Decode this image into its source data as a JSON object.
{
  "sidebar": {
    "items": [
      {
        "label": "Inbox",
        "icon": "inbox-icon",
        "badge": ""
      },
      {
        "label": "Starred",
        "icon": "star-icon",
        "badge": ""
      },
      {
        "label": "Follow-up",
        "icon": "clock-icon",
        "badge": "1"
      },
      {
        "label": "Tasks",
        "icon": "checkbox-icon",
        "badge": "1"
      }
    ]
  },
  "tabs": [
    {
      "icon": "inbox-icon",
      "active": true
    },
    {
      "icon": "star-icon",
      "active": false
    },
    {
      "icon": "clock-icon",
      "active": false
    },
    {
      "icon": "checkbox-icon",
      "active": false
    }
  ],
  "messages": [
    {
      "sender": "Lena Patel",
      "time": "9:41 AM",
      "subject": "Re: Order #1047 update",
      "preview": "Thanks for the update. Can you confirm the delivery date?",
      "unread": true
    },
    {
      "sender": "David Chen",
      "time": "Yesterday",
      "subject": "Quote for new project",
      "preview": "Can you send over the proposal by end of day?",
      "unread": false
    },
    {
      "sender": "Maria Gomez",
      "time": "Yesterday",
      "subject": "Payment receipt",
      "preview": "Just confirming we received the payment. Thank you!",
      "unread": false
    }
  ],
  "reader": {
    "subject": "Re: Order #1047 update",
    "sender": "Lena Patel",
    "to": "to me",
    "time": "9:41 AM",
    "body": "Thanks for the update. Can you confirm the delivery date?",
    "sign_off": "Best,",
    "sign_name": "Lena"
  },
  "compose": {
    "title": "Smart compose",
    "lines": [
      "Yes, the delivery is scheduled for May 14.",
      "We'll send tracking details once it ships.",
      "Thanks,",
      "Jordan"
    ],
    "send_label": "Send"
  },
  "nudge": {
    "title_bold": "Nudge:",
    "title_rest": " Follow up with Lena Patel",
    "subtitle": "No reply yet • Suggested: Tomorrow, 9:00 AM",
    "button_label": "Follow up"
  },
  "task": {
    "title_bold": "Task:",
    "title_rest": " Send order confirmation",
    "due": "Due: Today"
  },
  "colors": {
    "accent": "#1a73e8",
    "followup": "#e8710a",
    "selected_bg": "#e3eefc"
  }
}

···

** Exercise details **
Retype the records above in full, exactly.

** Solution to this problem **
Decode this image into its source data as a JSON object.
{
  "sidebar": {
    "items": [
      {
        "label": "Inbox",
        "icon": "inbox-icon",
        "badge": ""
      },
      {
        "label": "Starred",
        "icon": "star-icon",
        "badge": ""
      },
      {
        "label": "Follow-up",
        "icon": "clock-icon",
        "badge": "1"
      },
      {
        "label": "Tasks",
        "icon": "checkbox-icon",
        "badge": "1"
      }
    ]
  },
  "tabs": [
    {
      "icon": "inbox-icon",
      "active": true
    },
    {
      "icon": "star-icon",
      "active": false
    },
    {
      "icon": "clock-icon",
      "active": false
    },
    {
      "icon": "checkbox-icon",
      "active": false
    }
  ],
  "messages": [
    {
      "sender": "Lena Patel",
      "time": "9:41 AM",
      "subject": "Re: Order #1047 update",
      "preview": "Thanks for the update. Can you confirm the delivery date?",
      "unread": true
    },
    {
      "sender": "David Chen",
      "time": "Yesterday",
      "subject": "Quote for new project",
      "preview": "Can you send over the proposal by end of day?",
      "unread": false
    },
    {
      "sender": "Maria Gomez",
      "time": "Yesterday",
      "subject": "Payment receipt",
      "preview": "Just confirming we received the payment. Thank you!",
      "unread": false
    }
  ],
  "reader": {
    "subject": "Re: Order #1047 update",
    "sender": "Lena Patel",
    "to": "to me",
    "time": "9:41 AM",
    "body": "Thanks for the update. Can you confirm the delivery date?",
    "sign_off": "Best,",
    "sign_name": "Lena"
  },
  "compose": {
    "title": "Smart compose",
    "lines": [
      "Yes, the delivery is scheduled for May 14.",
      "We'll send tracking details once it ships.",
      "Thanks,",
      "Jordan"
    ],
    "send_label": "Send"
  },
  "nudge": {
    "title_bold": "Nudge:",
    "title_rest": " Follow up with Lena Patel",
    "subtitle": "No reply yet • Suggested: Tomorrow, 9:00 AM",
    "button_label": "Follow up"
  },
  "task": {
    "title_bold": "Task:",
    "title_rest": " Send order confirmation",
    "due": "Due: Today"
  },
  "colors": {
    "accent": "#1a73e8",
    "followup": "#e8710a",
    "selected_bg": "#e3eefc"
  }
}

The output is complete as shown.